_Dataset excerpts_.

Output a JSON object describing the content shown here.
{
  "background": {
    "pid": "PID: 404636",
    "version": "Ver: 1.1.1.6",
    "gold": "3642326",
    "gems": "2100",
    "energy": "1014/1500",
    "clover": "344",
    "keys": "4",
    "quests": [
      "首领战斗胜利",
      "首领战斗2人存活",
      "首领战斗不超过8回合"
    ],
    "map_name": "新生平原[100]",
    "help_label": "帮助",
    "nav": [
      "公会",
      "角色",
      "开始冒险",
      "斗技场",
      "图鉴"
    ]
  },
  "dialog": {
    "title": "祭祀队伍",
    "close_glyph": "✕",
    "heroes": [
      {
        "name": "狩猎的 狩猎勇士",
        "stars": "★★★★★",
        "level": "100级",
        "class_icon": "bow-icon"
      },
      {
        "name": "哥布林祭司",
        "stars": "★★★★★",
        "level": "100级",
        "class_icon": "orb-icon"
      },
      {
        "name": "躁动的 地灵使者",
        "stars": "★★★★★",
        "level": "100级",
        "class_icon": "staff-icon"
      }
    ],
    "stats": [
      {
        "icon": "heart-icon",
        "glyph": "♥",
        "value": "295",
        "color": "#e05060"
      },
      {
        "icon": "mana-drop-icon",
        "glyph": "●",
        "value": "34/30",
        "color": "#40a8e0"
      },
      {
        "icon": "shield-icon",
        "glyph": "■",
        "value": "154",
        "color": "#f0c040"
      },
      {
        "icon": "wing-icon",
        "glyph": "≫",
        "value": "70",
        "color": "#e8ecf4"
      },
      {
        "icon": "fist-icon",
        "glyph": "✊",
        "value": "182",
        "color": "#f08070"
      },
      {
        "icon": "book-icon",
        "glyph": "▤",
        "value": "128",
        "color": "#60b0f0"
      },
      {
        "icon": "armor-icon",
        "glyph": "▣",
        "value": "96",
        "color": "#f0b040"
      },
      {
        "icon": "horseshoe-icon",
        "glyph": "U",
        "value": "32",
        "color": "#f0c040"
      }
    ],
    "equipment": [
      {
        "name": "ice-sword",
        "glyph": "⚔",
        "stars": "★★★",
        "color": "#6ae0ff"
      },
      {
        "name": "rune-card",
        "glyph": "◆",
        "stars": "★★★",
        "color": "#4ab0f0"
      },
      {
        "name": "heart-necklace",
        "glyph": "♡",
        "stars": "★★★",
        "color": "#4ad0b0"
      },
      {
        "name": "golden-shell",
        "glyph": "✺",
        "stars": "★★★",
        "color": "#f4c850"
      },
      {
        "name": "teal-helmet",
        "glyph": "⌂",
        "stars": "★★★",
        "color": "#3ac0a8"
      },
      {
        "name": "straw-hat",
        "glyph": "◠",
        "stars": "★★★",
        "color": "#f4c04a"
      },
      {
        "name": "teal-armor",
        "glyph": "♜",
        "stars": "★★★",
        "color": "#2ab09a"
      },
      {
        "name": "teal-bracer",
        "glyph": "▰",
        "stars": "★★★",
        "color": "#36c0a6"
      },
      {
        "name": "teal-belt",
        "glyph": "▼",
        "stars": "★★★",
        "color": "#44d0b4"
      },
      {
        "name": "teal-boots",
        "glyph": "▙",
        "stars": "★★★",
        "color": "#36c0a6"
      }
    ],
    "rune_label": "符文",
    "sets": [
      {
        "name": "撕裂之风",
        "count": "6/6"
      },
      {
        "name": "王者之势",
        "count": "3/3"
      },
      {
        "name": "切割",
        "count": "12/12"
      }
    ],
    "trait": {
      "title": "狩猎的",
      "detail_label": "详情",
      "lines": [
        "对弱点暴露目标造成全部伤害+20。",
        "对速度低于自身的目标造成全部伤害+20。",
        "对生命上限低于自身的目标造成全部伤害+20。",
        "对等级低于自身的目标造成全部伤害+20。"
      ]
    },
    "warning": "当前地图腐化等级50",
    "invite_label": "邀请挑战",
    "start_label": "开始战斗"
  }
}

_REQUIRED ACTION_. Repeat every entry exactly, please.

_ANSWER SECTION_.
Output a JSON object describing the content shown here.
{
  "background": {
    "pid": "PID: 404636",
    "version": "Ver: 1.1.1.6",
    "gold": "3642326",
    "gems": "2100",
    "energy": "1014/1500",
    "clover": "344",
    "keys": "4",
    "quests": [
      "首领战斗胜利",
      "首领战斗2人存活",
      "首领战斗不超过8回合"
    ],
    "map_name": "新生平原[100]",
    "help_label": "帮助",
    "nav": [
      "公会",
      "角色",
      "开始冒险",
      "斗技场",
      "图鉴"
    ]
  },
  "dialog": {
    "title": "祭祀队伍",
    "close_glyph": "✕",
    "heroes": [
      {
        "name": "狩猎的 狩猎勇士",
        "stars": "★★★★★",
        "level": "100级",
        "class_icon": "bow-icon"
      },
      {
        "name": "哥布林祭司",
        "stars": "★★★★★",
        "level": "100级",
        "class_icon": "orb-icon"
      },
      {
        "name": "躁动的 地灵使者",
        "stars": "★★★★★",
        "level": "100级",
        "class_icon": "staff-icon"
      }
    ],
    "stats": [
      {
        "icon": "heart-icon",
        "glyph": "♥",
        "value": "295",
        "color": "#e05060"
      },
      {
        "icon": "mana-drop-icon",
        "glyph": "●",
        "value": "34/30",
        "color": "#40a8e0"
      },
      {
        "icon": "shield-icon",
        "glyph": "■",
        "value": "154",
        "color": "#f0c040"
      },
      {
        "icon": "wing-icon",
        "glyph": "≫",
        "value": "70",
        "color": "#e8ecf4"
      },
      {
        "icon": "fist-icon",
        "glyph": "✊",
        "value": "182",
        "color": "#f08070"
      },
      {
        "icon": "book-icon",
        "glyph": "▤",
        "value": "128",
        "color": "#60b0f0"
      },
      {
        "icon": "armor-icon",
        "glyph": "▣",
        "value": "96",
        "color": "#f0b040"
      },
      {
        "icon": "horseshoe-icon",
        "glyph": "U",
        "value": "32",
        "color": "#f0c040"
      }
    ],
    "equipment": [
      {
        "name": "ice-sword",
        "glyph": "⚔",
        "stars": "★★★",
        "color": "#6ae0ff"
      },
      {
        "name": "rune-card",
        "glyph": "◆",
        "stars": "★★★",
        "color": "#4ab0f0"
      },
      {
        "name": "heart-necklace",
        "glyph": "♡",
        "stars": "★★★",
        "color": "#4ad0b0"
      },
      {
        "name": "golden-shell",
        "glyph": "✺",
        "stars": "★★★",
        "color": "#f4c850"
      },
      {
        "name": "teal-helmet",
        "glyph": "⌂",
        "stars": "★★★",
        "color": "#3ac0a8"
      },
      {
        "name": "straw-hat",
        "glyph": "◠",
        "stars": "★★★",
        "color": "#f4c04a"
      },
      {
        "name": "teal-armor",
        "glyph": "♜",
        "stars": "★★★",
        "color": "#2ab09a"
      },
      {
        "name": "teal-bracer",
        "glyph": "▰",
        "stars": "★★★",
        "color": "#36c0a6"
      },
      {
        "name": "teal-belt",
        "glyph": "▼",
        "stars": "★★★",
        "color": "#44d0b4"
      },
      {
        "name": "teal-boots",
        "glyph": "▙",
        "stars": "★★★",
        "color": "#36c0a6"
      }
    ],
    "rune_label": "符文",
    "sets": [
      {
        "name": "撕裂之风",
        "count": "6/6"
      },
      {
        "name": "王者之势",
        "count": "3/3"
      },
      {
        "name": "切割",
        "count": "12/12"
      }
    ],
    "trait": {
      "title": "狩猎的",
      "detail_label": "详情",
      "lines": [
        "对弱点暴露目标造成全部伤害+20。",
        "对速度低于自身的目标造成全部伤害+20。",
        "对生命上限低于自身的目标造成全部伤害+20。",
        "对等级低于自身的目标造成全部伤害+20。"
      ]
    },
    "warning": "当前地图腐化等级50",
    "invite_label": "邀请挑战",
    "start_label": "开始战斗"
  }
}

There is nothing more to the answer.